The New York Times
March 9, 2007
By FELICITY BARRINGER
WASHINGTON, March 8 — The director of the Fish and Wildlife Service defended the agency requirement that two employees going to international meetings on the Arctic not discuss climate change, saying diplomatic protocol limited employees to an agreed-on agenda.
Two memorandums written about a week ago and reported by The New York Times and the Web site of The Seattle Post-Intelligencer on Thursday set strict parameters for what the two employees could and could not discuss at meetings in Norway and Russia.
The stipulations that the employees “will not be speaking on or responding to” questions about climate change, polar bears and sea ice are “consistent with staying with our commitment to the other countries to talk about only what’s on the agenda,” said the director of the agency, H. Dale Hall.
One of the two employees, Janet E. Hohn, is scheduled to accompany a delegation to Norway led by Julia Gourley of the State Department at a meeting on conserving Arctic animals and plants.
Tina Kreisher, a spokeswoman for the Interior Department, parent of the wildlife service, said the memorandum did not prohibit Ms. Hahn from talking about climate change “over a beer” but indicated that climate was “not the subject of the agenda.”
The other employee, Craig Perham, an expert on polar bears, was invited by the World Wildlife Fund to help advise villagers along the Siberian coast on avoiding encounters with the bears, said Margaret Williams, director of the Bering Sea program of the fund.
With increasing frequency, polar bears are being found near the villages of the Chukchi in part because their migrations have shifted as warming trends alter the sea ice.
In 2006, after a 15-year-old girl was killed by a marauding bear, the local groups reached out to Russian scientists and the World Wildlife Fund for help, Ms. Williams said. She asked the Fish and Wildlife Service to take along Mr. Perham to seacoast villages less than 250 miles from Alaska to offer his expertise.
A memorandum on Feb. 26 said Mr. Perham “understands the administration’s position on climate change, polar bears and sea ice and will not be speaking on or responding to those issues.”
Mr. Hall, the director, said in an interview Thursday that “these memoranda could have been better worded,” but that requiring strict adherence to a set agenda had “been a longstanding practice.”
Asked for the formal agenda of the Russia meetings, Ms. Williams of the World Wildlife Fund said no such document had been negotiated.
“There was,” she said “an invitation letter from us to the Fish and Wildlife Service. It always talked about human-bear interactions.”
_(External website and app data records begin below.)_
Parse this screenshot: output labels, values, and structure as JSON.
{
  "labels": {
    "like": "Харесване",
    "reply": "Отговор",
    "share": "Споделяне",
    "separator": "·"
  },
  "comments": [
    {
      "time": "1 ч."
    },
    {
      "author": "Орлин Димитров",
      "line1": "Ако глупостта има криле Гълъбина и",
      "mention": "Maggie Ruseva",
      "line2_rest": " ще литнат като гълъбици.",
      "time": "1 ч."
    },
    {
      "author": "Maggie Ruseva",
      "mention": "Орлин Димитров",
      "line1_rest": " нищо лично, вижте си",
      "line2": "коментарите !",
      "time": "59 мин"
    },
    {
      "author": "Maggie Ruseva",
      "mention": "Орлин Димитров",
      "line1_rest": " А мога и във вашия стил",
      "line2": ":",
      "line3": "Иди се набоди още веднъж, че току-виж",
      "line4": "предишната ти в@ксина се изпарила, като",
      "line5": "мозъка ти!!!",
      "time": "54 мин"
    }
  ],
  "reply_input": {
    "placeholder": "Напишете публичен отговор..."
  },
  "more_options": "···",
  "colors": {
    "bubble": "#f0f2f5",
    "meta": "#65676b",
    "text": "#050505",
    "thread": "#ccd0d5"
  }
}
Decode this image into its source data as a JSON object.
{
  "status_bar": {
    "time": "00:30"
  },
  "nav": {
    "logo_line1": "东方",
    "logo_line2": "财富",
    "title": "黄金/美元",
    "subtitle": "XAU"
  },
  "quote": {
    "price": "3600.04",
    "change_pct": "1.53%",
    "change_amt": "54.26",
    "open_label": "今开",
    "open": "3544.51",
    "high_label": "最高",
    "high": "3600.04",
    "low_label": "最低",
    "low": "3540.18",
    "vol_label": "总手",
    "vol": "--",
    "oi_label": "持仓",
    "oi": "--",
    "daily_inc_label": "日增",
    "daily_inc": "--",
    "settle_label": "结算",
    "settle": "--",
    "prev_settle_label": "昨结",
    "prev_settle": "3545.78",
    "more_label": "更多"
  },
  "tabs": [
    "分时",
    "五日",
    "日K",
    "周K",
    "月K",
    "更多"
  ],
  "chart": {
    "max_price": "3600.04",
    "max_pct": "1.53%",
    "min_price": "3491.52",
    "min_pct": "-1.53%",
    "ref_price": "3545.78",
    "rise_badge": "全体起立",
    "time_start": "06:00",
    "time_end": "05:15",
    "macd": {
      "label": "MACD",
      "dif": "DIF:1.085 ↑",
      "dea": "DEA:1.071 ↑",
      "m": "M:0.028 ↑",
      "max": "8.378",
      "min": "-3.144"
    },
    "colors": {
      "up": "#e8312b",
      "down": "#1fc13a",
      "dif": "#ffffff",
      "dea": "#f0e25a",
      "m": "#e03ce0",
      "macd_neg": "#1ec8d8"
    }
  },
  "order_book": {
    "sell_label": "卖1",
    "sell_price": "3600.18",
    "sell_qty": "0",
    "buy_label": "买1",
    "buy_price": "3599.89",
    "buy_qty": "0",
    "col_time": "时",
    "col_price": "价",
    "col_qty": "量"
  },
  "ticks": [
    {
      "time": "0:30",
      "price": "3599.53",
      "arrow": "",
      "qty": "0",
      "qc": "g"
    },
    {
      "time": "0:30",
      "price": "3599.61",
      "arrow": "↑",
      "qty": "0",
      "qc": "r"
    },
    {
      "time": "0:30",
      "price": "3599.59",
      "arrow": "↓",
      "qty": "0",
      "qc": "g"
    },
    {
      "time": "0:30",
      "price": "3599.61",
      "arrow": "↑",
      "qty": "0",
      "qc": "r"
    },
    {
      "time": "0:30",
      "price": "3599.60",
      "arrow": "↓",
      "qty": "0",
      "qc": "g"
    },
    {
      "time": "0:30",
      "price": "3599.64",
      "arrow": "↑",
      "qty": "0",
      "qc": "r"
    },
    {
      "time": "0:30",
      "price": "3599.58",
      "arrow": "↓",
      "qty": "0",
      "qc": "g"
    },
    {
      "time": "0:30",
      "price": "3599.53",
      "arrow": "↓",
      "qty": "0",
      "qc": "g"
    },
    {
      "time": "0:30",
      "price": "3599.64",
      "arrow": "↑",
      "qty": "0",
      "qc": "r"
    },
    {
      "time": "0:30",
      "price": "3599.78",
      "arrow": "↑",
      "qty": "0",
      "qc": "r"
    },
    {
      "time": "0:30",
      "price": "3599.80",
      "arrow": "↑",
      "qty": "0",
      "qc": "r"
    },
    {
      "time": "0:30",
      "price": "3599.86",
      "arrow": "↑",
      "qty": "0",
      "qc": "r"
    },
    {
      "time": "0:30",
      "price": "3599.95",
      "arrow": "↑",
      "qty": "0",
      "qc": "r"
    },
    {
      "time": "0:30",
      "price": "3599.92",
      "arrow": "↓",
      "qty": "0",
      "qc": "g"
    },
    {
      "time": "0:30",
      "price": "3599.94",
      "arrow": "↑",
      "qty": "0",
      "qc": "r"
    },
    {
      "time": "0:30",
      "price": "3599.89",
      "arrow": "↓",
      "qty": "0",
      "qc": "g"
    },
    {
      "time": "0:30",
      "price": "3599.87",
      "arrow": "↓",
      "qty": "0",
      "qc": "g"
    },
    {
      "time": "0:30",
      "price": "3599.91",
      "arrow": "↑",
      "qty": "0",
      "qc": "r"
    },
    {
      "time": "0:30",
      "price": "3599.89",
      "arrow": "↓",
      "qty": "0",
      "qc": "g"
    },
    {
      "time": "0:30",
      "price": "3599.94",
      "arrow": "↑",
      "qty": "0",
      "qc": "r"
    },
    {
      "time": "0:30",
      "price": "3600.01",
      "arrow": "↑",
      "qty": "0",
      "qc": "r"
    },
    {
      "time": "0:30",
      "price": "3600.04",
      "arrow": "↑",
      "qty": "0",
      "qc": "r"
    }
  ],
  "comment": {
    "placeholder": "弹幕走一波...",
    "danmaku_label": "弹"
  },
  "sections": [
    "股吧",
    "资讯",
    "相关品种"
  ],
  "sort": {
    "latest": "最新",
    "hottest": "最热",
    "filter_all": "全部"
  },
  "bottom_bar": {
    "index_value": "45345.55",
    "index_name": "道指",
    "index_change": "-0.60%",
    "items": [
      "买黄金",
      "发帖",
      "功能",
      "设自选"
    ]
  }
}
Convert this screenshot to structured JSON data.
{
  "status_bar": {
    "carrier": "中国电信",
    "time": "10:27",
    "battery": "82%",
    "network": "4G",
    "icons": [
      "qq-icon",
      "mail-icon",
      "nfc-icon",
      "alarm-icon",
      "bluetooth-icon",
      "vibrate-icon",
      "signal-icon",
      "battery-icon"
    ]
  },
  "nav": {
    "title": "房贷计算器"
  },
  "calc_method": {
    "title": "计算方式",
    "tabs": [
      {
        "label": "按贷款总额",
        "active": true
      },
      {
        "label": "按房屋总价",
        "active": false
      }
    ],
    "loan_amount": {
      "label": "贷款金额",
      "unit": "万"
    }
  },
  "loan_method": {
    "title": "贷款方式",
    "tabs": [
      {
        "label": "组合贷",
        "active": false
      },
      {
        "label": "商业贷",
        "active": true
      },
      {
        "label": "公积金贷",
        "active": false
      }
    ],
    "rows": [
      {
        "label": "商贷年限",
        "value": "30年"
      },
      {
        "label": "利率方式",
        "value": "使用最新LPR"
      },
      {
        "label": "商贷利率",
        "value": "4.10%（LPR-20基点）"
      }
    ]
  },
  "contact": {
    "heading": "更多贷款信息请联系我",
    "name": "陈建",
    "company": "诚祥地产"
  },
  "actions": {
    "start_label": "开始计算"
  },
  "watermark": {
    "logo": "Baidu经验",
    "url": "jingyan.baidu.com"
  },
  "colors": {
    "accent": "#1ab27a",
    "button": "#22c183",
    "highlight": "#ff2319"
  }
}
Top-down control of government scientists’ discussions of climate change heated up as an issue last year, after appointees at the National Aeronautics and Space Administration kept journalists from interviewing climate scientists and discouraged news releases on global warming.
The NASA administrator, Michael D. Griffin, ordered a review of policies, culminating in a decision that scientists could speak on science and policy as long as they did not say they spoke for the agency.
In April, John H. Marburger III, President Bush’s science adviser, sent the new NASA policy to more than 12 agencies, including the Interior Department, urging them to follow suit.